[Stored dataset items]

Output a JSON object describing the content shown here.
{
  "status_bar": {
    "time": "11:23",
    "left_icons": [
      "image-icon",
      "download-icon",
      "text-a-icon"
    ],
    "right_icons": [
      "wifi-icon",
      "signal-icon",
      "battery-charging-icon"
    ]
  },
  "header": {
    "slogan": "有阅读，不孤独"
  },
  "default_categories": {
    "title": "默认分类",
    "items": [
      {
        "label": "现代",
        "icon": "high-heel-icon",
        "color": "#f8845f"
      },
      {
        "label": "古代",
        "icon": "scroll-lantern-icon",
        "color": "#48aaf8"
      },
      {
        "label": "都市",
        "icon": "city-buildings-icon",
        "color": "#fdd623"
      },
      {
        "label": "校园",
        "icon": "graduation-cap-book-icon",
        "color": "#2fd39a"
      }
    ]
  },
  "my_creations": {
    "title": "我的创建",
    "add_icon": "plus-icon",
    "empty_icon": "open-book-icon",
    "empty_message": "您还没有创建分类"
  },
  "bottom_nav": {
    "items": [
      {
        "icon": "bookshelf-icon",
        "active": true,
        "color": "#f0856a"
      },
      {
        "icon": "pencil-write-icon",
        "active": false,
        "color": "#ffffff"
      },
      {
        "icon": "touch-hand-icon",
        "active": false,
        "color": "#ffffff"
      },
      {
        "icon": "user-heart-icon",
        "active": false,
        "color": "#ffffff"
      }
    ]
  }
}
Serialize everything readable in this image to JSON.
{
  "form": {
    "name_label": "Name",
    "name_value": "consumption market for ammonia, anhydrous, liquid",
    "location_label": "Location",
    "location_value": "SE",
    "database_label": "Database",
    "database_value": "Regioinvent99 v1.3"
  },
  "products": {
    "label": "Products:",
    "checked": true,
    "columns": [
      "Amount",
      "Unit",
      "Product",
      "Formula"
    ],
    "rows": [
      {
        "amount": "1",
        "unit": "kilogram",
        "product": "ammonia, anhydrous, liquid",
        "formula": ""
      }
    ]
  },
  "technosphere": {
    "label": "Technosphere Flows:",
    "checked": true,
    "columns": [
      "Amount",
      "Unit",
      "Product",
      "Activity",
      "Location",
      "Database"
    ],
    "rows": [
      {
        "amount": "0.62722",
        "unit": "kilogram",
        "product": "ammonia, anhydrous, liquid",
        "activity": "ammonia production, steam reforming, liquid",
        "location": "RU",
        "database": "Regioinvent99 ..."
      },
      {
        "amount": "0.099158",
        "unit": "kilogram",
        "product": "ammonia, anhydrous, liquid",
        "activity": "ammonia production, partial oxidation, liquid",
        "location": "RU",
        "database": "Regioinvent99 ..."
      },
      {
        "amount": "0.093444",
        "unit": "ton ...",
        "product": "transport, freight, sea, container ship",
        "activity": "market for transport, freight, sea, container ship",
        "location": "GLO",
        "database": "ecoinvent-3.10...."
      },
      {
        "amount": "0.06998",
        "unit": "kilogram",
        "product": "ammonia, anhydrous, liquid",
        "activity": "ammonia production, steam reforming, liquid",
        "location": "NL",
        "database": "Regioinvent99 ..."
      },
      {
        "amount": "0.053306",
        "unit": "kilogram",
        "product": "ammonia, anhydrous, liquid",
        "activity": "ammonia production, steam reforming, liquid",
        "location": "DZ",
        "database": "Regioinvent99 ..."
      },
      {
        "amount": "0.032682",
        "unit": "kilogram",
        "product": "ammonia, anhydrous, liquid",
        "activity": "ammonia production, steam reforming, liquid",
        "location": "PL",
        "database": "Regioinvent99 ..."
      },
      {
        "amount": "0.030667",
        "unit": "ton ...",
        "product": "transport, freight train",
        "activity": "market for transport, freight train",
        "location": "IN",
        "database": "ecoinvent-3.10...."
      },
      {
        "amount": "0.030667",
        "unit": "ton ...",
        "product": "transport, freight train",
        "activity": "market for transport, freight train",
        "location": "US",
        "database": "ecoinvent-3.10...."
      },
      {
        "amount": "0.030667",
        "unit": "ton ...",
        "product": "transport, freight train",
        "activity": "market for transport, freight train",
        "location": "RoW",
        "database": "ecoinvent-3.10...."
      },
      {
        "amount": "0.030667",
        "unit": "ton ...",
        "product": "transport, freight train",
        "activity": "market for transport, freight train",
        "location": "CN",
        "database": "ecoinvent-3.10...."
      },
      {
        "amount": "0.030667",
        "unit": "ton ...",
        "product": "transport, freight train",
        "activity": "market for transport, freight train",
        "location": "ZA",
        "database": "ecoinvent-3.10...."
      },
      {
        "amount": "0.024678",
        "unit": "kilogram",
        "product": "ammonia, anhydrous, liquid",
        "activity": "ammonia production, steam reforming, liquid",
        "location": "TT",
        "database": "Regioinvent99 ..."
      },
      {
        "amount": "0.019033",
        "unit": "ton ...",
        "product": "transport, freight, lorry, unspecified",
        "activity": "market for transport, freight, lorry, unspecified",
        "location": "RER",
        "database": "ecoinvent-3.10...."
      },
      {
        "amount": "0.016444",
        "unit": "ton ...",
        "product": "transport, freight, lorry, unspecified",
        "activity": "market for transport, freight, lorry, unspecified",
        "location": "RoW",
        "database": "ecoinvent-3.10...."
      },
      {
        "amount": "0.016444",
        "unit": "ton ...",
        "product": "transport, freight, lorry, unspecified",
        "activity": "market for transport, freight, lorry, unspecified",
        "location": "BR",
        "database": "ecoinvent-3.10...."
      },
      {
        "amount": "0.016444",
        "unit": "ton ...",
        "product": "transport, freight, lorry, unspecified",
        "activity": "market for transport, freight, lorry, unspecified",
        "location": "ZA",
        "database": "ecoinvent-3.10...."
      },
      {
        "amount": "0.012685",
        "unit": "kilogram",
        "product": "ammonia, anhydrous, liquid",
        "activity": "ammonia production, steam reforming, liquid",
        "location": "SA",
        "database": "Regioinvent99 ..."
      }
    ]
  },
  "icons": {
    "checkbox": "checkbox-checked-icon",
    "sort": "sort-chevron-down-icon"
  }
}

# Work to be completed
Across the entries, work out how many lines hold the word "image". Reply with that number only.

# Written reply
2